[Opening EXCERPTED RECORDS section]
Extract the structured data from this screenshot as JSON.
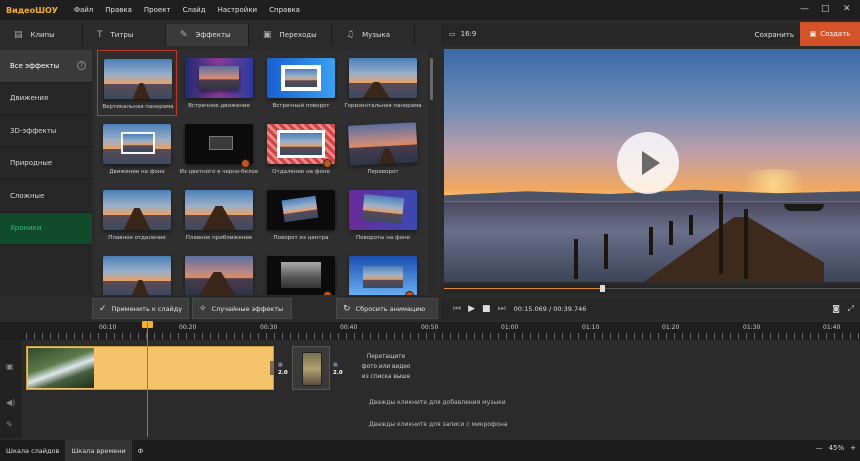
{
  "app": {
    "logo": "ВидеоШОУ"
  },
  "menu": [
    "Файл",
    "Правка",
    "Проект",
    "Слайд",
    "Настройки",
    "Справка"
  ],
  "window_controls": [
    "—",
    "□",
    "✕"
  ],
  "tabs": [
    {
      "label": "Клипы",
      "icon": "film-icon"
    },
    {
      "label": "Титры",
      "icon": "text-icon"
    },
    {
      "label": "Эффекты",
      "icon": "magic-wand-icon"
    },
    {
      "label": "Переходы",
      "icon": "transition-icon"
    },
    {
      "label": "Музыка",
      "icon": "music-icon"
    }
  ],
  "categories": [
    "Все эффекты",
    "Движения",
    "3D-эффекты",
    "Природные",
    "Сложные",
    "Хроники"
  ],
  "effects": [
    "Вертикальная панорама",
    "Встречное движение",
    "Встречный поворот",
    "Горизонтальная панорама",
    "Движение на фоне",
    "Из цветного в черно-белое",
    "Отдаление на фоне",
    "Переворот",
    "Плавное отдаление",
    "Плавное приближение",
    "Поворот из центра",
    "Повороты на фоне"
  ],
  "buttons": {
    "apply": "Применить к слайду",
    "random": "Случайные эффекты",
    "reset": "Сбросить анимацию"
  },
  "preview": {
    "ratio": "16:9",
    "save": "Сохранить",
    "create": "Создать",
    "time_current": "00:15.069",
    "time_total": "00:39.746",
    "progress": 0.38
  },
  "timeline": {
    "ticks": [
      "00:10",
      "00:20",
      "00:30",
      "00:40",
      "00:50",
      "01:00",
      "01:10",
      "01:20",
      "01:30",
      "01:40"
    ],
    "durations": [
      "2.0",
      "2.0"
    ],
    "drop_line1": "Перетащите",
    "drop_line2": "фото или видео",
    "drop_line3": "из списка выше",
    "music_hint": "Дважды кликните для добавления музыки",
    "mic_hint": "Дважды кликните для записи с микрофона"
  },
  "bottom": {
    "slides": "Шкала слайдов",
    "timeline": "Шкала времени",
    "extra": "Ф",
    "zoom": "45%"
  },
  "colors": {
    "accent": "#d4522a",
    "clip": "#f5c36a",
    "green": "#2ec36a",
    "selection": "#c0392b"
  }
}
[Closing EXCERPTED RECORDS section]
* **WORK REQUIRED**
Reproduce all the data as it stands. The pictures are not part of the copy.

* **EXPECTED ANSWER**
Extract the structured data from this screenshot as JSON.
{
  "app": {
    "logo": "ВидеоШОУ"
  },
  "menu": [
    "Файл",
    "Правка",
    "Проект",
    "Слайд",
    "Настройки",
    "Справка"
  ],
  "window_controls": [
    "—",
    "□",
    "✕"
  ],
  "tabs": [
    {
      "label": "Клипы",
      "icon": "film-icon"
    },
    {
      "label": "Титры",
      "icon": "text-icon"
    },
    {
      "label": "Эффекты",
      "icon": "magic-wand-icon"
    },
    {
      "label": "Переходы",
      "icon": "transition-icon"
    },
    {
      "label": "Музыка",
      "icon": "music-icon"
    }
  ],
  "categories": [
    "Все эффекты",
    "Движения",
    "3D-эффекты",
    "Природные",
    "Сложные",
    "Хроники"
  ],
  "effects": [
    "Вертикальная панорама",
    "Встречное движение",
    "Встречный поворот",
    "Горизонтальная панорама",
    "Движение на фоне",
    "Из цветного в черно-белое",
    "Отдаление на фоне",
    "Переворот",
    "Плавное отдаление",
    "Плавное приближение",
    "Поворот из центра",
    "Повороты на фоне"
  ],
  "buttons": {
    "apply": "Применить к слайду",
    "random": "Случайные эффекты",
    "reset": "Сбросить анимацию"
  },
  "preview": {
    "ratio": "16:9",
    "save": "Сохранить",
    "create": "Создать",
    "time_current": "00:15.069",
    "time_total": "00:39.746",
    "progress": 0.38
  },
  "timeline": {
    "ticks": [
      "00:10",
      "00:20",
      "00:30",
      "00:40",
      "00:50",
      "01:00",
      "01:10",
      "01:20",
      "01:30",
      "01:40"
    ],
    "durations": [
      "2.0",
      "2.0"
    ],
    "drop_line1": "Перетащите",
    "drop_line2": "фото или видео",
    "drop_line3": "из списка выше",
    "music_hint": "Дважды кликните для добавления музыки",
    "mic_hint": "Дважды кликните для записи с микрофона"
  },
  "bottom": {
    "slides": "Шкала слайдов",
    "timeline": "Шкала времени",
    "extra": "Ф",
    "zoom": "45%"
  },
  "colors": {
    "accent": "#d4522a",
    "clip": "#f5c36a",
    "green": "#2ec36a",
    "selection": "#c0392b"
  }
}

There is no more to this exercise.